Using the data below, return every line that holds the word "description".

[Material supplied Boundary: Start]

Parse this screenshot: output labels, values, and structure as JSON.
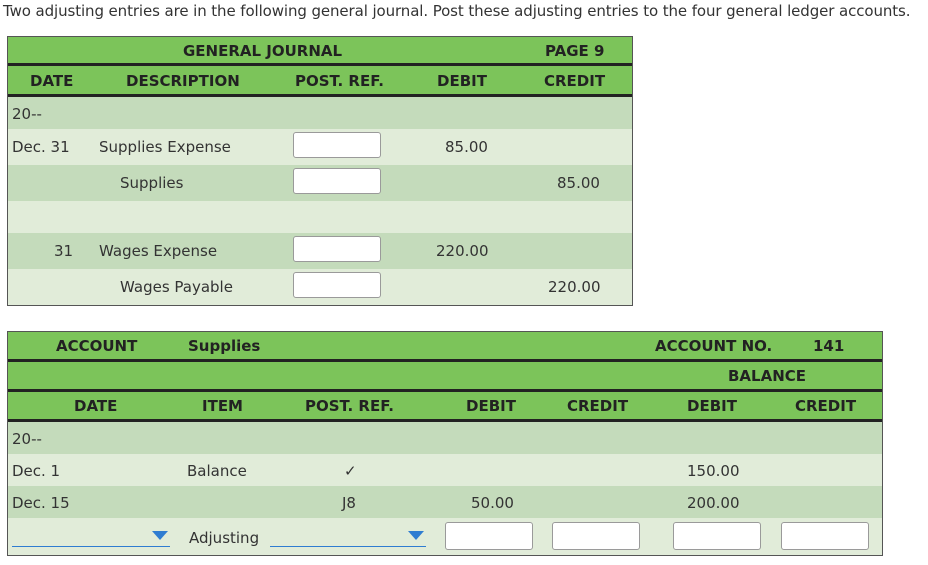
{
  "instructions": "Two adjusting entries are in the following general journal. Post these adjusting entries to the four general ledger accounts.",
  "journal": {
    "title": "GENERAL JOURNAL",
    "page": "PAGE 9",
    "columns": {
      "date": "DATE",
      "description": "DESCRIPTION",
      "post_ref": "POST. REF.",
      "debit": "DEBIT",
      "credit": "CREDIT"
    },
    "year": "20--",
    "rows": [
      {
        "date": "Dec. 31",
        "description": "Supplies Expense",
        "debit": "85.00",
        "credit": ""
      },
      {
        "date": "",
        "description": "Supplies",
        "debit": "",
        "credit": "85.00"
      },
      {
        "date": "31",
        "description": "Wages Expense",
        "debit": "220.00",
        "credit": ""
      },
      {
        "date": "",
        "description": "Wages Payable",
        "debit": "",
        "credit": "220.00"
      }
    ]
  },
  "ledger": {
    "account_label": "ACCOUNT",
    "account_name": "Supplies",
    "account_no_label": "ACCOUNT NO.",
    "account_no": "141",
    "balance_label": "BALANCE",
    "columns": {
      "date": "DATE",
      "item": "ITEM",
      "post_ref": "POST. REF.",
      "debit": "DEBIT",
      "credit": "CREDIT",
      "bal_debit": "DEBIT",
      "bal_credit": "CREDIT"
    },
    "year": "20--",
    "rows": [
      {
        "date": "Dec. 1",
        "item": "Balance",
        "post_ref": "✓",
        "debit": "",
        "credit": "",
        "bal_debit": "150.00",
        "bal_credit": ""
      },
      {
        "date": "Dec. 15",
        "item": "",
        "post_ref": "J8",
        "debit": "50.00",
        "credit": "",
        "bal_debit": "200.00",
        "bal_credit": ""
      }
    ],
    "entry_row": {
      "date_value": "",
      "item": "Adjusting",
      "post_ref_value": ""
    }
  }
}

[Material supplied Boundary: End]

→ **Output for this task**:
      "description": "DESCRIPTION",
        "description": "Supplies Expense",
        "description": "Supplies",
        "description": "Wages Expense",
        "description": "Wages Payable",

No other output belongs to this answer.